Published:  12 February, 2024

If you’re an avid agave fan or have been subject to any of my previous tequila musings of the last few years, you might have heard the phrase – ‘the tequila timebomb’. For a few years now, the boom in tequila’s popularity has been well documented, as have the numerous voices warning that, to keep up with this demand, producers are irresponsibly damaging Mexico’s agricultural and civil landscapes. In 2022, my article on the subject talked about monocropping practices of enormous agave cultivations, cloned plants, and the dangerous effect these were having on biodiversity, agriculture, and even water availability for local communities. So, 18 months later, have we managed to dispose of the tequila timebomb?


SWA backs Mexico-UK spirits accord

Published:  01 December, 2020

The Scotch Whisky Association (SWA) has welcomed the announcement of the Mexico-UK Spirits Agreement.


Raicilla: The new face of agave

Published:  23 September, 2020

From an almost complete unknown beyond the Americas, raicilla is now making inroads overseas, including markets such as the UK. David Furer reports on the new kid on the spirits block.


The sipping forecast

Published:  30 September, 2019

Modern brands are looking beyond mixing in search of a brighter future, says Nigel Huddleston


Friday Read: Riding the tequila wave

Published:  09 August, 2019

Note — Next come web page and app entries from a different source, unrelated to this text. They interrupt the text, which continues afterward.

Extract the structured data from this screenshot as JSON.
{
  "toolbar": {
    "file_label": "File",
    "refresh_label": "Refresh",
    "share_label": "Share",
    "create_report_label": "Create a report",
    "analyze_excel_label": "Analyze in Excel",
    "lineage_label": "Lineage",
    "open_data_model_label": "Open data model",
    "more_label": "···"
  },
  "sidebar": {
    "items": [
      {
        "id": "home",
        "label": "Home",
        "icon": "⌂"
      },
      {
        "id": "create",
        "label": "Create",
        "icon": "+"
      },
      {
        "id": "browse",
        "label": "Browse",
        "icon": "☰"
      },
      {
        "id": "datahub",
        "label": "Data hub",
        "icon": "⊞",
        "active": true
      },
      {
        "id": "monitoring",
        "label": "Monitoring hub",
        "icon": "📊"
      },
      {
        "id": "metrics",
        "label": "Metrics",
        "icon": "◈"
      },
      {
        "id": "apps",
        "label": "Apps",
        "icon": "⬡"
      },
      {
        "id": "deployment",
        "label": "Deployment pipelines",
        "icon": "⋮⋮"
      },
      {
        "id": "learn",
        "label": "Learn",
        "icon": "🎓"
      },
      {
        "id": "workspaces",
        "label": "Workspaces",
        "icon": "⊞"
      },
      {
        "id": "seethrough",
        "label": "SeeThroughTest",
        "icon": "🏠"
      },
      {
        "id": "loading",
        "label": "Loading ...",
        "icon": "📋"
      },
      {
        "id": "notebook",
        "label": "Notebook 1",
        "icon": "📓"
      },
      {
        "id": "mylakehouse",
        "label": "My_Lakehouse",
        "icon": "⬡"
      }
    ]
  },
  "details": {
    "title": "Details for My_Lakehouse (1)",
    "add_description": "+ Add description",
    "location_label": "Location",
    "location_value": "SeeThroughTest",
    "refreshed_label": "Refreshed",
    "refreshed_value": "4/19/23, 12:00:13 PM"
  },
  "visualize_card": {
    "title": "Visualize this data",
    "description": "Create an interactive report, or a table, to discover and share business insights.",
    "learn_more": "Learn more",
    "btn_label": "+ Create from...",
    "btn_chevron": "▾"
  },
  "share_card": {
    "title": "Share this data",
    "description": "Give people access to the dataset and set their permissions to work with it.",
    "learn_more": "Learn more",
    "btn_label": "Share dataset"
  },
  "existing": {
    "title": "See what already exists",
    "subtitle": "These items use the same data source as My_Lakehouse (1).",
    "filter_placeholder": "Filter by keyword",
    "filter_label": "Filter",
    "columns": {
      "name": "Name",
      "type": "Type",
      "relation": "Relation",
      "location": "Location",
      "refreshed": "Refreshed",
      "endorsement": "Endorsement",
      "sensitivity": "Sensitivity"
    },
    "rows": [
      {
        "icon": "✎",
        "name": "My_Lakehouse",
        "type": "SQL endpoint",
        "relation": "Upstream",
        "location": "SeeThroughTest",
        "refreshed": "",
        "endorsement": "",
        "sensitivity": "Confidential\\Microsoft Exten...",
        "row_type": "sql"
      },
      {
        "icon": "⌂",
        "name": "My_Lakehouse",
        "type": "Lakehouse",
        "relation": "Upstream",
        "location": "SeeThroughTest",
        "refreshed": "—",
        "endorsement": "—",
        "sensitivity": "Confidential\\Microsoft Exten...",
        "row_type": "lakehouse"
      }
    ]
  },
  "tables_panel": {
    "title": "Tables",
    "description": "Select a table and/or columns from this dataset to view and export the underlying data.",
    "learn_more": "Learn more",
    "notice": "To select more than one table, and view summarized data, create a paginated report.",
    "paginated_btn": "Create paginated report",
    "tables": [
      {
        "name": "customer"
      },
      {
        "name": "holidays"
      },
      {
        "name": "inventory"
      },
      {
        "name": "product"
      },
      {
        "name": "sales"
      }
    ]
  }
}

It is a tumultuous time to be a smaller tequila producer. External forces are a mixture of positive market growth and negative trade tensions, including rising supply costs (agave, in 2018, was up 571% since 2016), fuel shortages engendered by pipeline pirates and fraying civil structure in the main production area of Jalisco. Against this background ‘adaptation’ is the keyword for the smaller producer.